(01-12-2019 02:24 AM)lrdheat Wrote: [ -> ]The TI-30X Pro MatHPrint is a nice upgrade from the 36X Pro. Same function set, but much faster than the 36X Pro, nearly as fast as the CASIO 991EX. Nice to have history remain intact when turning calculator off and on, or changing from one application to another. Can still use solve with d/dx and integrals. Like having product in addition to summation. Like how, as on the 36X Pro, an integral can be executed with max(function 1, function 2). Appears as if regression had an additional choice added.

Freudian mistake that "HP" was capitalized??

The TI-30X Pro is like the TI-36X Pro, only with arithmetic keys you can see the symbols. I would love to see this keyboard hit the United States.

The TI-30X Pro MathPrint comes with some new functions (the new regreesion models were already mentioned) compared with TI 30X Pro Multiview:

- nDeriv(

- fnInt(

- Lists OPS with sorting, sequence and sum list

Those new functions make it possible to choose an epsilon in MathPrint. On the 36X Pro, the epsilon could only be user chosen in the classic mode.

The one proper bug I know about in the TI-36X Pro (and TI-30X Pro MultiView) has been fixed in the TI-30X MultiView.

To produce the bug:

- Convert a number to a mixed number, for example: '1.75 math 1 enter' produces '1¾'. (This step is unnecessary if the mixed number conversion feature (math 1: n/d⇔Un/d) has been used at any time since the calculator was reset.)
- Calculate '625π/4 enter' , producing 490.8738521.
- Press the 'answer toggle' key (above the 'enter' key). The result is displayed as a mixed number '156␣π/4', i.e. '156 and pi quarters'. Obviously, this is nonsensical, although the calculator still holds the correct number internally.
- Press the 'answer toggle' key again. The calculator displays 'SYNTAX ERROR'.

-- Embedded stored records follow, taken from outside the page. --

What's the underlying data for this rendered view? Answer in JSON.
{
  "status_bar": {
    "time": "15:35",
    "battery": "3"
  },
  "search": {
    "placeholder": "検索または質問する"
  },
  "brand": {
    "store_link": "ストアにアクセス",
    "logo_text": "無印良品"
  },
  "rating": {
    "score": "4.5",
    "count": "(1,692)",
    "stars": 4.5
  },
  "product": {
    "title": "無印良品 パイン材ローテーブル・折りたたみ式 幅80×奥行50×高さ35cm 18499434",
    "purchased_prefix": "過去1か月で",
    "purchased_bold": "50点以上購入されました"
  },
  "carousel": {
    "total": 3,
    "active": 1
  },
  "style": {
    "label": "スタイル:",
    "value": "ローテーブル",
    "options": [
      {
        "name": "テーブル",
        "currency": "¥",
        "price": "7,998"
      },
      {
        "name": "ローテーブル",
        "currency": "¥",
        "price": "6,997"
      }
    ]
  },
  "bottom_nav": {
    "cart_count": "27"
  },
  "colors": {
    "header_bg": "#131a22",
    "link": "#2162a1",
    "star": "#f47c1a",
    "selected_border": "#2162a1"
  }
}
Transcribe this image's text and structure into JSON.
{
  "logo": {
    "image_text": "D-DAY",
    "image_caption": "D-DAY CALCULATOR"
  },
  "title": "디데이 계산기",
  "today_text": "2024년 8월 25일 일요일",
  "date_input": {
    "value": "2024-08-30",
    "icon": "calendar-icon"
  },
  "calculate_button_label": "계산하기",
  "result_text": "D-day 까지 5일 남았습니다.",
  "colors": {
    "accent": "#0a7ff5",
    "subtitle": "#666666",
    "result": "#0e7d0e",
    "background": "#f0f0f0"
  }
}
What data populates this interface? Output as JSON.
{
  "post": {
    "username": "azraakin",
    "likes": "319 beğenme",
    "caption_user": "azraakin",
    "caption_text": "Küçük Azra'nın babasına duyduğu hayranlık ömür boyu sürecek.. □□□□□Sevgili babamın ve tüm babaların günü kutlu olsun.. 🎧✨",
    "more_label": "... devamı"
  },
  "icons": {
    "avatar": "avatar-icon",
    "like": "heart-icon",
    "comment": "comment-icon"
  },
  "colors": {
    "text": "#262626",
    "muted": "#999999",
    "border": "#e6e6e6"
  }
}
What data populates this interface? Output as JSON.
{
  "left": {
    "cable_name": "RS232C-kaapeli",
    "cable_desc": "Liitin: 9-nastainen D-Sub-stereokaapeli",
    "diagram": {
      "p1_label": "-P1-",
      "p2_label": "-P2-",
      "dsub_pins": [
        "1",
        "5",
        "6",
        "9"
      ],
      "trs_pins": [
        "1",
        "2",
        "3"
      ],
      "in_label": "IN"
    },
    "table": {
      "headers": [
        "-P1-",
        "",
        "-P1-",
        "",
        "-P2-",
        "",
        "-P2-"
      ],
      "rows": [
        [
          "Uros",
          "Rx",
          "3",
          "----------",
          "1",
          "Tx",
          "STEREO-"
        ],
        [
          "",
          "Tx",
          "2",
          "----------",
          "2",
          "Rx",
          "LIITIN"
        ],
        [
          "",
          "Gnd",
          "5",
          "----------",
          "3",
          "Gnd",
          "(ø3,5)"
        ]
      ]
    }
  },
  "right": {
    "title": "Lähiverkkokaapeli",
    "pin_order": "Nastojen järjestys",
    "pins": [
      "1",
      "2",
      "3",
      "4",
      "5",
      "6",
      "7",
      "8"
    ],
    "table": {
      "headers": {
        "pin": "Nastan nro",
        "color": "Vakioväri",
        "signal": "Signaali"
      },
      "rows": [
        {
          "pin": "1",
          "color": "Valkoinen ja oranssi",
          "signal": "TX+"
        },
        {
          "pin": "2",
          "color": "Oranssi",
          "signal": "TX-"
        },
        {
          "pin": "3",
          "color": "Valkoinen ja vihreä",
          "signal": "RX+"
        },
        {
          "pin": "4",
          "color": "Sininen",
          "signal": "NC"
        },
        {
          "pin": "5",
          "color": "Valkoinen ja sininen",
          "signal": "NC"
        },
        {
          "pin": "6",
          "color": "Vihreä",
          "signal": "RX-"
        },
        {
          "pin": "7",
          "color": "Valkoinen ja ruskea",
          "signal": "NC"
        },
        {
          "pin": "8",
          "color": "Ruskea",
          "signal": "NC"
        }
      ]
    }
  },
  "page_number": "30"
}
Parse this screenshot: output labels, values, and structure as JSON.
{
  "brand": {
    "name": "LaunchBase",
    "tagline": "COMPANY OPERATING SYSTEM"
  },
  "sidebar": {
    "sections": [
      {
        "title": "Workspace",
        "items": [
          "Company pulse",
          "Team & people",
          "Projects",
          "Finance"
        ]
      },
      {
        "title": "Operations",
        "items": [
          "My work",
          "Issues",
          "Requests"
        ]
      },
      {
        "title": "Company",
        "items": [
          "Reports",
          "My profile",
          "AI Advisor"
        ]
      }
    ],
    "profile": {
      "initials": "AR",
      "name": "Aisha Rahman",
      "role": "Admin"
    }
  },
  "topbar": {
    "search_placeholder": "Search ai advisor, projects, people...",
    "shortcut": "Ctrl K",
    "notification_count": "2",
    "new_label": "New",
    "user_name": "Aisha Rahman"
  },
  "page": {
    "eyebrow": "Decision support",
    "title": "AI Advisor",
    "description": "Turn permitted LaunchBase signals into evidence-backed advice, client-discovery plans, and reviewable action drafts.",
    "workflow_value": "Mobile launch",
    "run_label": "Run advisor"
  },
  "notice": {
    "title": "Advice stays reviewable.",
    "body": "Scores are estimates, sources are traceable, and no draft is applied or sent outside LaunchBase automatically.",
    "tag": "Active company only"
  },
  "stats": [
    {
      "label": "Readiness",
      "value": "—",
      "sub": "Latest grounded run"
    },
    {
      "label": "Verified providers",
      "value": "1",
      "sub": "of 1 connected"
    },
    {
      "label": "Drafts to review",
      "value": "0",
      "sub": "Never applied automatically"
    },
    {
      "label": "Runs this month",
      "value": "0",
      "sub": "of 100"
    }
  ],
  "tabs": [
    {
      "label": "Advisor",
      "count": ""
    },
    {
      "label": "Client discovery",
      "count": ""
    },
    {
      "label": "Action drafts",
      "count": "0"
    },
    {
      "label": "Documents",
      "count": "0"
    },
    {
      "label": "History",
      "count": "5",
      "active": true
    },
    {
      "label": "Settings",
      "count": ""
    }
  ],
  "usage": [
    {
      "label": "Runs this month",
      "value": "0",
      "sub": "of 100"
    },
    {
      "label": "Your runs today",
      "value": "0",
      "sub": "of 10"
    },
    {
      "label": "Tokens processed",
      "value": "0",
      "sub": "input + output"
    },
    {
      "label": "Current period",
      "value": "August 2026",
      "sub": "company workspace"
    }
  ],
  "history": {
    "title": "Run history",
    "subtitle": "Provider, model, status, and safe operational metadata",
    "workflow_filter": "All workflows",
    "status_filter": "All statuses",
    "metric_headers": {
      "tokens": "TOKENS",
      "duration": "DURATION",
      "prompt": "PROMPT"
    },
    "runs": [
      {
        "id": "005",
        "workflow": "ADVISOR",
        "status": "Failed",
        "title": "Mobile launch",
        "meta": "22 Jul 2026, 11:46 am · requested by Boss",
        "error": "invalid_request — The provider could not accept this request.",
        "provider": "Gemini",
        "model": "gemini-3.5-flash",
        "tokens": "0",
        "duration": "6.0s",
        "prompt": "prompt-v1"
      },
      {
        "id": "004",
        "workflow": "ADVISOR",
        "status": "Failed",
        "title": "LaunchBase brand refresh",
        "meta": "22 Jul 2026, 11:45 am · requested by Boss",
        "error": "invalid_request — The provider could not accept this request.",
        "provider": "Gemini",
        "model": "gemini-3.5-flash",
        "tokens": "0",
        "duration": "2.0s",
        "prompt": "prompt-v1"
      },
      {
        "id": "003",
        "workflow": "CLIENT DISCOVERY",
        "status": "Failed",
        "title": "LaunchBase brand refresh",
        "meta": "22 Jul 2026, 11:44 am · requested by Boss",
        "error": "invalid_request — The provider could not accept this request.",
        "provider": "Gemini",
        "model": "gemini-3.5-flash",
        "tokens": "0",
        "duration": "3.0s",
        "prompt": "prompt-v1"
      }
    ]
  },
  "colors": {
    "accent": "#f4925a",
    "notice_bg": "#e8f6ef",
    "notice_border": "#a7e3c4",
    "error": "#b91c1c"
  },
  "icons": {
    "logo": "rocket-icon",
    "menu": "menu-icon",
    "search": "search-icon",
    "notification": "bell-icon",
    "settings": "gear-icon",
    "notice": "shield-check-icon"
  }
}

To fix this bug it is necessary to reset the calculator by holding the 'On' and 'clear' keys simultaneously. The calculator displays 'MEMORY CLEARED'. This clears all the settings and memories. Press 'clear' to clear the message. After resetting the calculator:

- Calculate '625π/4 enter' , producing 490.8738521.
- Press the 'answer toggle' key (above the 'enter' key). The result is displayed as a simple fraction of pi '625π/4'.
- Press the 'answer toggle' key again. The result is 490.8738521.

The above bug has been fixed in the MathPrint model. It will never attempt to display a fraction of pi as mixed number.

A 'semi-bug' has also been fixed in the MathPrint model. This one concerns temperature conversions on negative numbers.

Previously, in the TI-36X Pro (and TI-30X Pro MultiView), it was necessary to enclose negative numbers in parentheses when performing temperature conversions, otherwise, the negation would be performed after the conversion. For example, '-1 °C⯈°F' would produce the result -33.8 instead of 30.2. To be fair, this was mentioned in the manual, but probably retroactively. Also, expressions such as '2-3 °C⯈°F' are calculated as '2 - (3 °C⯈°F)' producing a result of -35.4.

In the new TI-30X Pro MathPrint, unit conversions seem to have a much lower priority, so that '-1 °C⯈°F' and '2-3 °C⯈°F' both produce a result of 30.2. Strangely, the manual for the MathPrint still insists that negative numbers be placed in parentheses to do temperature conversions. This is probably left over from the previous manual!